[Start of section]
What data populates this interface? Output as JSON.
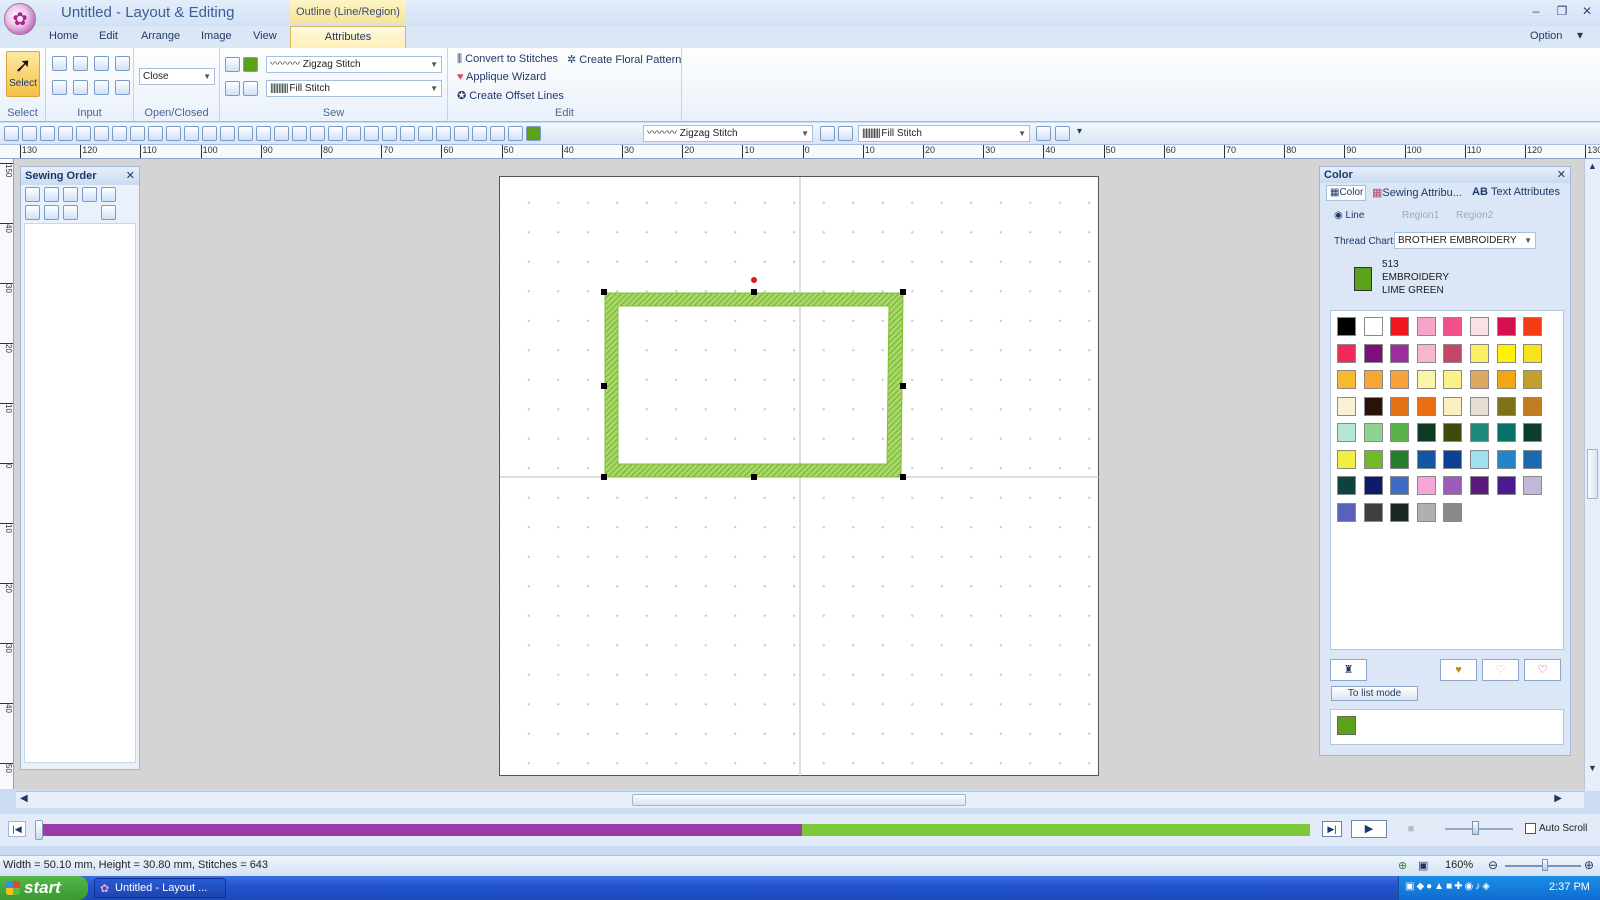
{
  "window": {
    "title": "Untitled - Layout & Editing",
    "context_tab": "Outline (Line/Region)",
    "minimize": "–",
    "restore": "❐",
    "close": "✕"
  },
  "tabs": [
    "Home",
    "Edit",
    "Arrange",
    "Image",
    "View",
    "Attributes"
  ],
  "option_label": "Option",
  "ribbon": {
    "select_label": "Select",
    "group_select": "Select",
    "group_input": "Input",
    "group_open_closed": "Open/Closed",
    "open_closed_value": "Close",
    "group_sew": "Sew",
    "line_stitch": "Zigzag Stitch",
    "region_stitch": "Fill Stitch",
    "group_edit": "Edit",
    "convert_to_stitches": "Convert to Stitches",
    "create_floral_pattern": "Create Floral Pattern",
    "applique_wizard": "Applique Wizard",
    "create_offset_lines": "Create Offset Lines"
  },
  "toolbar2": {
    "line_stitch": "Zigzag Stitch",
    "region_stitch": "Fill Stitch"
  },
  "sewing_order": {
    "title": "Sewing Order"
  },
  "color_panel": {
    "title": "Color",
    "tabs": [
      "Color",
      "Sewing Attribu...",
      "Text Attributes"
    ],
    "targets": [
      "Line",
      "Region1",
      "Region2"
    ],
    "thread_chart_label": "Thread Chart:",
    "thread_chart_value": "BROTHER EMBROIDERY",
    "current_thread": {
      "number": "513",
      "brand": "EMBROIDERY",
      "name": "LIME GREEN",
      "color": "#5ba21b"
    },
    "to_list_mode": "To list mode",
    "swatches": [
      "#000000",
      "#ffffff",
      "#f0141e",
      "#f6a5c8",
      "#f2508a",
      "#fbe0e6",
      "#d4104e",
      "#f23c14",
      "#ed2a5a",
      "#7a1078",
      "#9b2e9c",
      "#f5b8c8",
      "#c34868",
      "#faf064",
      "#fff200",
      "#f9e31c",
      "#f8b932",
      "#f9a531",
      "#f7a23c",
      "#fbf5a8",
      "#fcf186",
      "#dba963",
      "#f1a70f",
      "#c3a02e",
      "#faf1d5",
      "#2b1208",
      "#e07212",
      "#ec6d12",
      "#fbf0c1",
      "#e6ddd3",
      "#7e7118",
      "#c17c22",
      "#b6e6d6",
      "#8ed28e",
      "#5ab34a",
      "#0e3a24",
      "#3b4c0e",
      "#1b8a7a",
      "#067265",
      "#0c3e2b",
      "#f1ef42",
      "#72b92b",
      "#277d2f",
      "#1556a3",
      "#0d4292",
      "#9ee1ee",
      "#2384c6",
      "#1a6aad",
      "#0d4240",
      "#0f1a6e",
      "#3e6bc3",
      "#f5a6d6",
      "#9c5cb8",
      "#5a1a7a",
      "#4a1a8e",
      "#c2b8dc",
      "#5a62b8",
      "#3c3f3c",
      "#1a2623",
      "#b0b0b0",
      "#8a8a8a"
    ]
  },
  "status": {
    "dimensions": "Width = 50.10 mm, Height = 30.80 mm, Stitches = 643",
    "zoom": "160%"
  },
  "sim": {
    "auto_scroll": "Auto Scroll",
    "progress": 0.6
  },
  "taskbar": {
    "start": "start",
    "task": "Untitled - Layout ...",
    "clock": "2:37 PM"
  },
  "ruler_top": [
    "130",
    "120",
    "110",
    "100",
    "90",
    "80",
    "70",
    "60",
    "50",
    "40",
    "30",
    "20",
    "10",
    "0",
    "10",
    "20",
    "30",
    "40",
    "50",
    "60",
    "70",
    "80",
    "90",
    "100",
    "110",
    "120",
    "130"
  ],
  "ruler_left": [
    "150",
    "40",
    "30",
    "20",
    "10",
    "0",
    "10",
    "20",
    "30",
    "40",
    "50"
  ],
  "colors": {
    "accent": "#c3d9f3",
    "stitch": "#7dc12e",
    "sim_done": "#9b3aa8",
    "sim_rest": "#7dc93a"
  }
}
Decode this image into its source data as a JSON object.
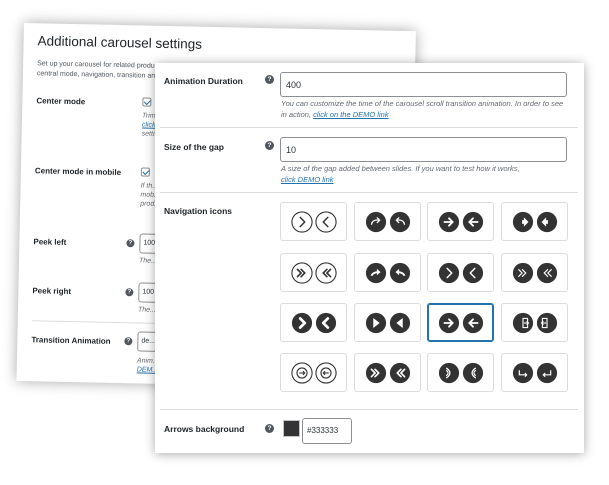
{
  "back_panel": {
    "title": "Additional carousel settings",
    "intro": "Set up your carousel for related products. We tried to give all the necessary tips right in the settings. You can set the central mode, navigation, transition animation...",
    "rows": [
      {
        "label": "Center mode",
        "desc_lines": [
          "Trim...",
          "click...",
          "setti..."
        ]
      },
      {
        "label": "Center mode in mobile",
        "desc_lines": [
          "If th...",
          "mob...",
          "prod..."
        ]
      },
      {
        "label": "Peek left",
        "value": "100",
        "desc": "The..."
      },
      {
        "label": "Peek right",
        "value": "100",
        "desc": "The..."
      },
      {
        "label": "Transition Animation",
        "value": "de...",
        "desc_lines": [
          "Anim...",
          "DEM..."
        ]
      }
    ]
  },
  "front_panel": {
    "animation_duration": {
      "label": "Animation Duration",
      "value": "400",
      "desc": "You can customize the time of the carousel scroll transition animation. In order to see in action,",
      "link": "click on the DEMO link"
    },
    "gap": {
      "label": "Size of the gap",
      "value": "10",
      "desc": "A size of the gap added between slides. If you want to test how it works,",
      "link": "click DEMO link"
    },
    "navigation_icons": {
      "label": "Navigation icons",
      "selected_index": 10,
      "icons": [
        {
          "name": "chevron-outline-icon",
          "style": "outline",
          "glyph": "chevron"
        },
        {
          "name": "curved-arrow-icon",
          "style": "filled",
          "glyph": "curve"
        },
        {
          "name": "bold-arrow-icon",
          "style": "filled",
          "glyph": "arrow"
        },
        {
          "name": "arrow-block-icon",
          "style": "filled",
          "glyph": "block"
        },
        {
          "name": "double-chevron-outline-icon",
          "style": "outline",
          "glyph": "double"
        },
        {
          "name": "hook-arrow-icon",
          "style": "filled",
          "glyph": "hook"
        },
        {
          "name": "chevron-filled-icon",
          "style": "filled",
          "glyph": "chevron"
        },
        {
          "name": "double-angle-icon",
          "style": "filled",
          "glyph": "dangle"
        },
        {
          "name": "chevron-bold-icon",
          "style": "filled",
          "glyph": "chevronbold"
        },
        {
          "name": "triangle-icon",
          "style": "filled",
          "glyph": "triangle"
        },
        {
          "name": "arrow-thin-icon",
          "style": "filled",
          "glyph": "arrow"
        },
        {
          "name": "door-exit-icon",
          "style": "filled",
          "glyph": "door"
        },
        {
          "name": "circle-arrow-icon",
          "style": "outline",
          "glyph": "circlearrow"
        },
        {
          "name": "double-chevron-filled-icon",
          "style": "filled",
          "glyph": "double"
        },
        {
          "name": "swirl-chevron-icon",
          "style": "filled",
          "glyph": "swirl"
        },
        {
          "name": "return-arrow-icon",
          "style": "filled",
          "glyph": "return"
        }
      ]
    },
    "arrows_background": {
      "label": "Arrows background",
      "value": "#333333",
      "color": "#333333"
    }
  }
}
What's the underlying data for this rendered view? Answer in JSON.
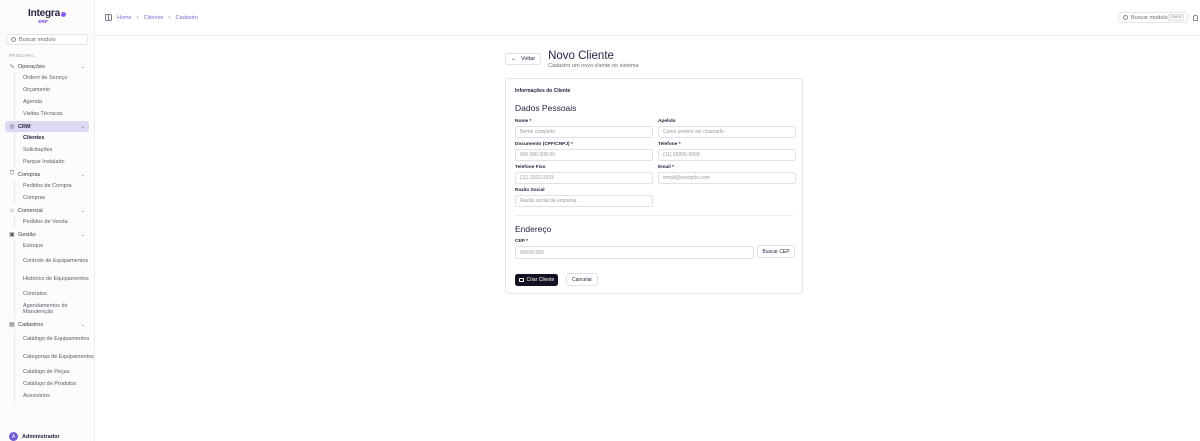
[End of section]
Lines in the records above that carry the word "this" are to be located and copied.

Answer box:
What data populates this interface? Output as JSON.
Decode this image into its source data as a JSON object.
What's the underlying data for this rendered view? Answer in JSON.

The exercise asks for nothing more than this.